#### Assignment
Report every line below that holds the word "JSON".

#### Record excerpts
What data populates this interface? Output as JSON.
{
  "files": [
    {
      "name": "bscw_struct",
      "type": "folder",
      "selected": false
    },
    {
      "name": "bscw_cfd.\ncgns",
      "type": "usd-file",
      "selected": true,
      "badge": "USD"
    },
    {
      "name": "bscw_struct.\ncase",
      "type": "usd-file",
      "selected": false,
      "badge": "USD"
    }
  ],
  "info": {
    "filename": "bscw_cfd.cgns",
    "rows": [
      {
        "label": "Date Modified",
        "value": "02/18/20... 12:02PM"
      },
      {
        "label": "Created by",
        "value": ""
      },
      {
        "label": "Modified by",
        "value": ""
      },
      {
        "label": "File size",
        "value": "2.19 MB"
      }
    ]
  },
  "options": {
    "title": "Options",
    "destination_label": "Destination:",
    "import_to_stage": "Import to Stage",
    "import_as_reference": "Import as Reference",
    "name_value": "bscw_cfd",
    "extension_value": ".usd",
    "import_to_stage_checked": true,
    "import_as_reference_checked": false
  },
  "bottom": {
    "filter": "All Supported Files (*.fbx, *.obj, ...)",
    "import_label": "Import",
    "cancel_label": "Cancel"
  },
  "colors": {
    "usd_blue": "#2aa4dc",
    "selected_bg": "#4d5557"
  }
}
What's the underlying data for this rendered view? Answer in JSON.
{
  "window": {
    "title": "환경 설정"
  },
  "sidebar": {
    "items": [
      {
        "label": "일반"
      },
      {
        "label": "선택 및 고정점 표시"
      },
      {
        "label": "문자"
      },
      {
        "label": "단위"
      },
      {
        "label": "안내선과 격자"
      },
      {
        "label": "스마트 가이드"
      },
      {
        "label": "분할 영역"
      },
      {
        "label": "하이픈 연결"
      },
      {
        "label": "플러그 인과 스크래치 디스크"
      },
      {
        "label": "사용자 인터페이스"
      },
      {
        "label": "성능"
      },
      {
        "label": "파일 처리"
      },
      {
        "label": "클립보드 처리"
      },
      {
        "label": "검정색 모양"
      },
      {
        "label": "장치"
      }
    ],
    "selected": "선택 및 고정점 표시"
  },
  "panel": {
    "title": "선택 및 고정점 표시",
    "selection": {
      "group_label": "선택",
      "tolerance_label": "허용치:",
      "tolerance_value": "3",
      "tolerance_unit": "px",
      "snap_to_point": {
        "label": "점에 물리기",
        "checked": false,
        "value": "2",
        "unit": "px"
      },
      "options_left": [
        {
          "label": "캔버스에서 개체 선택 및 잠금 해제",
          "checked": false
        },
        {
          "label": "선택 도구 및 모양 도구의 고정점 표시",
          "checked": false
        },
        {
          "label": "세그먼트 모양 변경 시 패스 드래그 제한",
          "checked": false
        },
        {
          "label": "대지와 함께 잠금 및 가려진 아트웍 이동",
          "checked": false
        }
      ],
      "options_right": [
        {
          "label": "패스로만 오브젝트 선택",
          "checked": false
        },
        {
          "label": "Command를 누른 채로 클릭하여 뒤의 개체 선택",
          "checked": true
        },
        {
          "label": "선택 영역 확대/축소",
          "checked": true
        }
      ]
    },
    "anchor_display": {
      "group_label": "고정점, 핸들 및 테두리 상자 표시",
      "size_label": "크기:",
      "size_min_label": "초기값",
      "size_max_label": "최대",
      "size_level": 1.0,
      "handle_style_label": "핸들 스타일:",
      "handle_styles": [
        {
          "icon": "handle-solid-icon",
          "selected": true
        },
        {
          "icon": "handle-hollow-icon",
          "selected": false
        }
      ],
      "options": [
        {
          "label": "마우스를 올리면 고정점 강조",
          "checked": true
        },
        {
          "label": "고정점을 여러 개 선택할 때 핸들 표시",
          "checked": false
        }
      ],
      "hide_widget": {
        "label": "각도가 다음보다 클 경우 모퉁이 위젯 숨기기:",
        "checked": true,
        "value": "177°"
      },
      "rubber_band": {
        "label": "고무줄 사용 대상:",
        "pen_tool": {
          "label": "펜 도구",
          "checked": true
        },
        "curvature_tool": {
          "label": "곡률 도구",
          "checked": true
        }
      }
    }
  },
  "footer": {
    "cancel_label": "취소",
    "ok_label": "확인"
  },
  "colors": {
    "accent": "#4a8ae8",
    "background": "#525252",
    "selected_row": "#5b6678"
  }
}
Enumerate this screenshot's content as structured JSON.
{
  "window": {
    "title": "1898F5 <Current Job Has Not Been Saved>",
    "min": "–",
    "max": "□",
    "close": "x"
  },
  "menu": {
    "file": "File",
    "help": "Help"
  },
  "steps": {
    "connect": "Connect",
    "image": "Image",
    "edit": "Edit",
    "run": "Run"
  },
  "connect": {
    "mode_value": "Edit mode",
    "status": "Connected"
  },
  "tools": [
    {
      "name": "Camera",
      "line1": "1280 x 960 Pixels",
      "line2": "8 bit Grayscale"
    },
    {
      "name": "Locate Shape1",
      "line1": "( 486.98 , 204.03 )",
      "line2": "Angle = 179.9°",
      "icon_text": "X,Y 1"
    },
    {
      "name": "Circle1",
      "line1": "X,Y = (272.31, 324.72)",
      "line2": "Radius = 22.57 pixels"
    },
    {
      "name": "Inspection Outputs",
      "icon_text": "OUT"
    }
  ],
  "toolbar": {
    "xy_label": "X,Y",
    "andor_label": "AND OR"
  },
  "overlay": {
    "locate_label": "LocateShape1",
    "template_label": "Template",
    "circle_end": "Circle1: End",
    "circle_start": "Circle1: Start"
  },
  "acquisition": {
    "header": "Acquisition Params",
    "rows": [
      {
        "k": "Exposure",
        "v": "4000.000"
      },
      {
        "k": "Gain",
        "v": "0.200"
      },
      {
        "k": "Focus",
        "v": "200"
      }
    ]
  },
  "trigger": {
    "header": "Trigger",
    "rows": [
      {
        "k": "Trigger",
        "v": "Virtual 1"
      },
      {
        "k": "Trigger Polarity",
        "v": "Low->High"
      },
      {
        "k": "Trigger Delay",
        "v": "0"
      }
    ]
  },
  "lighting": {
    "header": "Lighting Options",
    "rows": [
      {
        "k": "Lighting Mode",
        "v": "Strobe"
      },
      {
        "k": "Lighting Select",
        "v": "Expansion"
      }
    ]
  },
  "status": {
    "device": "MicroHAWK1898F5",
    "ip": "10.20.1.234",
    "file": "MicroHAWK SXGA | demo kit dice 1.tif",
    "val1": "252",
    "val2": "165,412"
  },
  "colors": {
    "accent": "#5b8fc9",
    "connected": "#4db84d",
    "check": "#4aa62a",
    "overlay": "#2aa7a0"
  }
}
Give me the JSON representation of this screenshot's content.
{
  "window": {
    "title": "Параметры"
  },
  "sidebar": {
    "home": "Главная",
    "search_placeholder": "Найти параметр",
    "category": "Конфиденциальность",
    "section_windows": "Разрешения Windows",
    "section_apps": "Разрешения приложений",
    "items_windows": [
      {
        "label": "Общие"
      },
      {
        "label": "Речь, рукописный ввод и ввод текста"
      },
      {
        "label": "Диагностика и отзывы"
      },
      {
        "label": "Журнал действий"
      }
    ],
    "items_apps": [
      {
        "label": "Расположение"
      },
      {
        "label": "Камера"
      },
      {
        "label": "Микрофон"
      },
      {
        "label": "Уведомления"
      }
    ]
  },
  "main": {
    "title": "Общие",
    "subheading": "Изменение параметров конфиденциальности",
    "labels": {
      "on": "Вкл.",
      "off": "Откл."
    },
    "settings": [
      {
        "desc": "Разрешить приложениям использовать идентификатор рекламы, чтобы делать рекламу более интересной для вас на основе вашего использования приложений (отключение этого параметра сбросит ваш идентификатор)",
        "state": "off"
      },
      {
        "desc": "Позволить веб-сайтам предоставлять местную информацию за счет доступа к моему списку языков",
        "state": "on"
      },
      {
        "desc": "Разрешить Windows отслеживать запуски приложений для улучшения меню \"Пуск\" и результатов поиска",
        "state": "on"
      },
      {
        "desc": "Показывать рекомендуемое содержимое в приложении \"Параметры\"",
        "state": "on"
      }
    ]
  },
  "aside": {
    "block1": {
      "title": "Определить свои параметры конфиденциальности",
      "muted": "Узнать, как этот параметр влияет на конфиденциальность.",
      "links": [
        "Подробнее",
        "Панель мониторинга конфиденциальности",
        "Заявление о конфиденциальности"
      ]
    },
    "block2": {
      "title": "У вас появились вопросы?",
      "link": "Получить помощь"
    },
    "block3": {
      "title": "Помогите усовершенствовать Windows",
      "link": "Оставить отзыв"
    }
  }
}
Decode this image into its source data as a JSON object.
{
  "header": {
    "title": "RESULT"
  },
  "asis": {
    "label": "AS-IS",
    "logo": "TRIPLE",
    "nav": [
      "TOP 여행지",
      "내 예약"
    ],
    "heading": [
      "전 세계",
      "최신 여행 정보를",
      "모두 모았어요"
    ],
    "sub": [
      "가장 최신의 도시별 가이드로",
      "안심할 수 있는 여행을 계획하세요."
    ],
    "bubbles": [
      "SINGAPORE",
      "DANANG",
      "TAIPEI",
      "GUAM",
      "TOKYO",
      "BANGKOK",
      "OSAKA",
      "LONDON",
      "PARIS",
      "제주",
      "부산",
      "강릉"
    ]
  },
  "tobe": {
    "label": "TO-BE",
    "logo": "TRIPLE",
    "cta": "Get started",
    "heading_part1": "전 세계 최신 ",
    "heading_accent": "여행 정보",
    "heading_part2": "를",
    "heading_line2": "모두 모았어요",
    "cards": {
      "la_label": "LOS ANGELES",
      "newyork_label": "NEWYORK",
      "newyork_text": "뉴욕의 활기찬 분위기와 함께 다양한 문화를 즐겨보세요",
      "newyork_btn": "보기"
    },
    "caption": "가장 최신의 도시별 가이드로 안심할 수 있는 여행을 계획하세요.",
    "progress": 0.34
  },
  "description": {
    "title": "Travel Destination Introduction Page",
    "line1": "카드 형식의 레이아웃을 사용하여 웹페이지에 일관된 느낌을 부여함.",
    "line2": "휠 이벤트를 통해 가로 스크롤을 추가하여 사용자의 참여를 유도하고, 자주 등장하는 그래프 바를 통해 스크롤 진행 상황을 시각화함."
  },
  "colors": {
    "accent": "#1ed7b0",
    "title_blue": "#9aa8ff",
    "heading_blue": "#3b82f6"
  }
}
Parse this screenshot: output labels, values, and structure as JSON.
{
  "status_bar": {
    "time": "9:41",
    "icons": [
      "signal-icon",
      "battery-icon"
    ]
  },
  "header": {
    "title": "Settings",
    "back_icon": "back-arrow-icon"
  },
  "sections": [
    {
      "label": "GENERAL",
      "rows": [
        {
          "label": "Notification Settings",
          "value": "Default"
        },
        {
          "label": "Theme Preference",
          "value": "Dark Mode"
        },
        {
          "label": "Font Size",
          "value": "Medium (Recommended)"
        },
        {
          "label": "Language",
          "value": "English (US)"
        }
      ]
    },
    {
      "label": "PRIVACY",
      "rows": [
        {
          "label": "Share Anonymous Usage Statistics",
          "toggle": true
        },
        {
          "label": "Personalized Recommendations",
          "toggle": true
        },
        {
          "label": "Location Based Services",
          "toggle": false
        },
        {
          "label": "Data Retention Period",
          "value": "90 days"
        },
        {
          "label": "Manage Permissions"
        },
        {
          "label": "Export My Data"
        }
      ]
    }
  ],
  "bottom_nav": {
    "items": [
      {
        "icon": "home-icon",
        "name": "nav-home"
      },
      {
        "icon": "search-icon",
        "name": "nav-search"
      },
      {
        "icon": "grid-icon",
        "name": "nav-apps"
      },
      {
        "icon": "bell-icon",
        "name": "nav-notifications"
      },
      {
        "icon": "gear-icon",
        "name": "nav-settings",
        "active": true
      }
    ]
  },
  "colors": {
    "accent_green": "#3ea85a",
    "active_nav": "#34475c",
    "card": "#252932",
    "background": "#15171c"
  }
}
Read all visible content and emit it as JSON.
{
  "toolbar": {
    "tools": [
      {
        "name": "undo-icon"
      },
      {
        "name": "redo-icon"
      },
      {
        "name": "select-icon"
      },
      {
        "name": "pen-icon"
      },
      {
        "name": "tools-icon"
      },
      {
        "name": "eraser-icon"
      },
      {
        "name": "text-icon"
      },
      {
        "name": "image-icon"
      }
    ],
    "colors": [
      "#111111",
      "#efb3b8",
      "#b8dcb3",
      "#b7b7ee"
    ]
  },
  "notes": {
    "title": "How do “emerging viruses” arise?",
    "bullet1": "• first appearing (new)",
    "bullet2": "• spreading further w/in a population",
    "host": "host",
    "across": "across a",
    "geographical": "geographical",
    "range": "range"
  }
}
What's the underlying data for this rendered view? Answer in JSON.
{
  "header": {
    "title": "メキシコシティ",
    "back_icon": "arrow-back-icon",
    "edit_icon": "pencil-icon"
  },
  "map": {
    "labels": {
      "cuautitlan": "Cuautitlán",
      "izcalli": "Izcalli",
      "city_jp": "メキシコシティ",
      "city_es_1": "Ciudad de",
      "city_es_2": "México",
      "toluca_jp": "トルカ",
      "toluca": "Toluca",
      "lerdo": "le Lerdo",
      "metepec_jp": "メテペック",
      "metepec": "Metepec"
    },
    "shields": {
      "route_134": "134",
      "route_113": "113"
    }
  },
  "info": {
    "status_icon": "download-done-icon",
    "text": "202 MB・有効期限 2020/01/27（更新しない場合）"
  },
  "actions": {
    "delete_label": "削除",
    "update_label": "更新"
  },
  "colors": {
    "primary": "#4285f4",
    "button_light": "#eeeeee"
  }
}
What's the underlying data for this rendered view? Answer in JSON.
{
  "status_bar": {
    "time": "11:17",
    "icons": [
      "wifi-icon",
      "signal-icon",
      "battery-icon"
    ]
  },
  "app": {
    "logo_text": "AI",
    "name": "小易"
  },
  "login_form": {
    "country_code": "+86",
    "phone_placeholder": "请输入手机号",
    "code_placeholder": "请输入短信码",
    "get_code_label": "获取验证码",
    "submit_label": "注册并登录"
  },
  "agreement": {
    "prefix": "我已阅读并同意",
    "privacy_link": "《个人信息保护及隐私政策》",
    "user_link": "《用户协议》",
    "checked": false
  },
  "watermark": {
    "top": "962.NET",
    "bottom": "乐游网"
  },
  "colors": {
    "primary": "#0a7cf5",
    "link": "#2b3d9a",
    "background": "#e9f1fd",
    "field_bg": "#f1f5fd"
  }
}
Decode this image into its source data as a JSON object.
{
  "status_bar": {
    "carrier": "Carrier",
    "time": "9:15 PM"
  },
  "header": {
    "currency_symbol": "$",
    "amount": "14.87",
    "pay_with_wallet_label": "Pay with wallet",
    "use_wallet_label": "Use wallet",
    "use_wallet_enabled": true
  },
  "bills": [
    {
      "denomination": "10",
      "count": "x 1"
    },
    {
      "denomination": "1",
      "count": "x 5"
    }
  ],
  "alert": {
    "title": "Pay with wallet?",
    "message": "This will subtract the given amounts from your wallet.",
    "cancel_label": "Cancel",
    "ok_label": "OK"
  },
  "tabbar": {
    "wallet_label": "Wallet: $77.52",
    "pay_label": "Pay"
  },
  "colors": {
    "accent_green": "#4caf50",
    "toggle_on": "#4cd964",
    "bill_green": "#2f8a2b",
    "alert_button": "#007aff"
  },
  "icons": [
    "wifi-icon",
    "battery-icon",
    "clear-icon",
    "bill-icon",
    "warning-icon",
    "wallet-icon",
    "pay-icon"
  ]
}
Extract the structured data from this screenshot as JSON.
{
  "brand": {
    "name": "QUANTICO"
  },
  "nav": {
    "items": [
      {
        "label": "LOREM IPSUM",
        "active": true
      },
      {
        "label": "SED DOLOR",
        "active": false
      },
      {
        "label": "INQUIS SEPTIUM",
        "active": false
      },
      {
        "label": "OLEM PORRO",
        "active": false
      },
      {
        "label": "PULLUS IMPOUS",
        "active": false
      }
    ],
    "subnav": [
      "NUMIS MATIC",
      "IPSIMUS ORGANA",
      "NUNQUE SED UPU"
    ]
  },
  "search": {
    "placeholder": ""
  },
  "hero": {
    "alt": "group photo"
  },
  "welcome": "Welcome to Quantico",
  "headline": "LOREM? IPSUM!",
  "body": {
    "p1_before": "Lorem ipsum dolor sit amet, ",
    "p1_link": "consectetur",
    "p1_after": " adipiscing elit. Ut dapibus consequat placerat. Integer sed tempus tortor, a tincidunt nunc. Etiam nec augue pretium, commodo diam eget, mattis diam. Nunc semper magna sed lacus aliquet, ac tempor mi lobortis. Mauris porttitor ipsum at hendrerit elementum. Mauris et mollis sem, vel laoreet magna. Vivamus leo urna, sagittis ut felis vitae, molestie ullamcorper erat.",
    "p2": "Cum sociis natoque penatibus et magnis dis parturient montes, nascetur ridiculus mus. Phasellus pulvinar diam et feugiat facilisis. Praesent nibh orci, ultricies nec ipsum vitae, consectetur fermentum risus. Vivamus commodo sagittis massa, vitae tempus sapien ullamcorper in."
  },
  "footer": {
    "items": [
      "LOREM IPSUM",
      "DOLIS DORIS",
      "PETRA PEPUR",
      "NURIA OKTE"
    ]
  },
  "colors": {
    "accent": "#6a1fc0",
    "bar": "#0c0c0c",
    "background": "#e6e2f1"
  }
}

#### Solution
What data populates this interface? Output as JSON.
What's the underlying data for this rendered view? Answer in JSON.
Enumerate this screenshot's content as structured JSON.
Give me the JSON representation of this screenshot's content.
Decode this image into its source data as a JSON object.
Parse this screenshot: output labels, values, and structure as JSON.
Read all visible content and emit it as JSON.
What's the underlying data for this rendered view? Answer in JSON.
What's the underlying data for this rendered view? Answer in JSON.
Decode this image into its source data as a JSON object.
Extract the structured data from this screenshot as JSON.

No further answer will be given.